If you are interested in starting a pseudo-bank or a neo-bank in the EU and need to provide access to wallets, cards, and IBANs to your customers you would be needing an EMI License or an E-Money License in Europe.
According to the Directive of the European Parliament and of the Council of the EU, E-money can be defined as “Electronically, including magnetically, stored monetary value as represented by a claim on the issuer which is issued on receipt of funds to make payment transaction, and which is accepted by a natural or legal person other than the electronic money issuer”.
Source: Directive of the European Parliament and of the Council of the EU
In the EU, an e-Money License can be considered as an alternative to a full-fledged banking license as the Electronic Money Institution can provide most of the day-to-day banking services such as providing wallets, cards, and IBANs to their customers. Although it is much easier to become an Electronic Money Institution in the EU as compared to becoming a fully licensed EU bank, Electronic Money Institutions cannot provide all the services that banks are allowed to provide.
What Are the Requirements for an EMI License in the EU?

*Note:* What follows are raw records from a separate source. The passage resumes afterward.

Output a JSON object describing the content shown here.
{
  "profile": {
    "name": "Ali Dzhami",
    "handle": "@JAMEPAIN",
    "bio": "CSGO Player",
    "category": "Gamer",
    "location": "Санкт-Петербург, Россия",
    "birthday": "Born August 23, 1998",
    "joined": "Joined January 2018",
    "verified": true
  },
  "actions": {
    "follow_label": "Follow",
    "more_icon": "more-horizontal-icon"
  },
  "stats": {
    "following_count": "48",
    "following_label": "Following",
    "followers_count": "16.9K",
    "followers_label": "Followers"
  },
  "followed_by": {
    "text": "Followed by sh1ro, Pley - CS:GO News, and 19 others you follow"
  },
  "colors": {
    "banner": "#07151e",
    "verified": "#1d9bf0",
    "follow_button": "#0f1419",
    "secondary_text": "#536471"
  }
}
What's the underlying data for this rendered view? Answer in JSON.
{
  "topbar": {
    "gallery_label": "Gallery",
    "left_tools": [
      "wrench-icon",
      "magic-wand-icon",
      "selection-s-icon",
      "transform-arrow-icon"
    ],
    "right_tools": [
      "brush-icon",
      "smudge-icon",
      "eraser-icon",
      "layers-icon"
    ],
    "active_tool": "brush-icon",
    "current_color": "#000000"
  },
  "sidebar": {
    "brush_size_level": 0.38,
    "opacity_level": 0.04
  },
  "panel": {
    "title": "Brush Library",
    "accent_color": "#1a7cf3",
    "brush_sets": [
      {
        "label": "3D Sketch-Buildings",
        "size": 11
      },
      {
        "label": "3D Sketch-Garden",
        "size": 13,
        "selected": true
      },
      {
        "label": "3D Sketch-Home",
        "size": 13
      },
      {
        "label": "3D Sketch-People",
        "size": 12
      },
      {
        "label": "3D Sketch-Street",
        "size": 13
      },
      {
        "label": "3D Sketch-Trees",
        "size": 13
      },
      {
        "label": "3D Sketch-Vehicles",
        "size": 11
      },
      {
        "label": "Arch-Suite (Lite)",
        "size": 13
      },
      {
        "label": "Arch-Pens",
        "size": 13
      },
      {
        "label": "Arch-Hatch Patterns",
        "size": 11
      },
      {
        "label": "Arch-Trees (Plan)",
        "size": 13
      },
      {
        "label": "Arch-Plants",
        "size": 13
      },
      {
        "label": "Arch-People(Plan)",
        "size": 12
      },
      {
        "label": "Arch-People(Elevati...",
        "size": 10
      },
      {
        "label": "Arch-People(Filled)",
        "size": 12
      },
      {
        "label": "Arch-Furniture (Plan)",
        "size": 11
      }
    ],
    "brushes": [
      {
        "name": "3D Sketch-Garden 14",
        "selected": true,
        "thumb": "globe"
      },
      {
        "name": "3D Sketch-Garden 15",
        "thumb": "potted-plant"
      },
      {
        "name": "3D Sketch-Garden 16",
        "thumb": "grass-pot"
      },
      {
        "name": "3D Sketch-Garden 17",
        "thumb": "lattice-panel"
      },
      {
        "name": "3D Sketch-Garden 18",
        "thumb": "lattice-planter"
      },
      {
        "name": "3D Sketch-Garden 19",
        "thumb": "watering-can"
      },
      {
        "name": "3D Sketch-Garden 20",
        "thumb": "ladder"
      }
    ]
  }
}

Obtaining an EMI License can be a very cumbersome process where you must submit a lengthy application, providing evidence that your EMI will be solvent and guarantee compliance with the capital requirements by doing the necessary financial calculations.
You would also need to show your policies on safeguarding customer funds along with the policies regarding AML/CFT procedures. As a business, you would also need to provide evidence of the suitability and experience of your directors, senior management, and Money Laundering Officer (MLRO).
There are several prerequisites required by the regulatory bodies to process your application, therefore you will need to make sure that your company meets these regulatory requirements in the country where you seek the license before you submit your application. These requirements can also vary depending on the country in which the application will be submitted. Upon receiving an E-Money License, an EMI can issue electronic money (or e-money), carry out payment transactions, provide payment services to consumers and businesses, and to other payment service providers.
If the management of the company does not contain 2 authorized people who are residents in the EU, the company will not receive a license. This point varies from country to country. There are countries where 1 authorized person who has the citizenship of one of the countries of the European Union is enough for licensing, another member of the management may be a resident of the CIS.
Who Regulates EMI Licenses in the EU?
Companies providing payment services must adhere to the guidelines and requirements established by the PSD2 which is an EU directive (Directive 2015/2366). This directive applies to banks, payment processors, e-money institutions, and their customers. PSD2 is the document that established the requirements for companies wishing to obtain an EMI license and provides the legal foundation for an EU single market for payments, to establish safer and more innovative payment services across the EU.
The application for an EMI license must be submitted through the central bank of where you are seeking a license. Based on the country of application you will be asked for various documents and adhere to their requirements. However, an important point to note is that the company applying for a license is thoroughly checked by regulators in all European countries, regardless of which country you have applied to.
How Long Does It Take to Obtain an Electronic Money Institution License?
The time taken for an EMI application to be processed and a license to be granted varies according to the complexity of your project, completeness of the application, the country where you seek the EMI License, etc. According to the timeframe mentioned in the statutes and regulations, authorities can grant or reject an application within 3 months of its submission. However, as mentioned above, this timeframe is subject to change.
This page was last updated on September 20, 2022.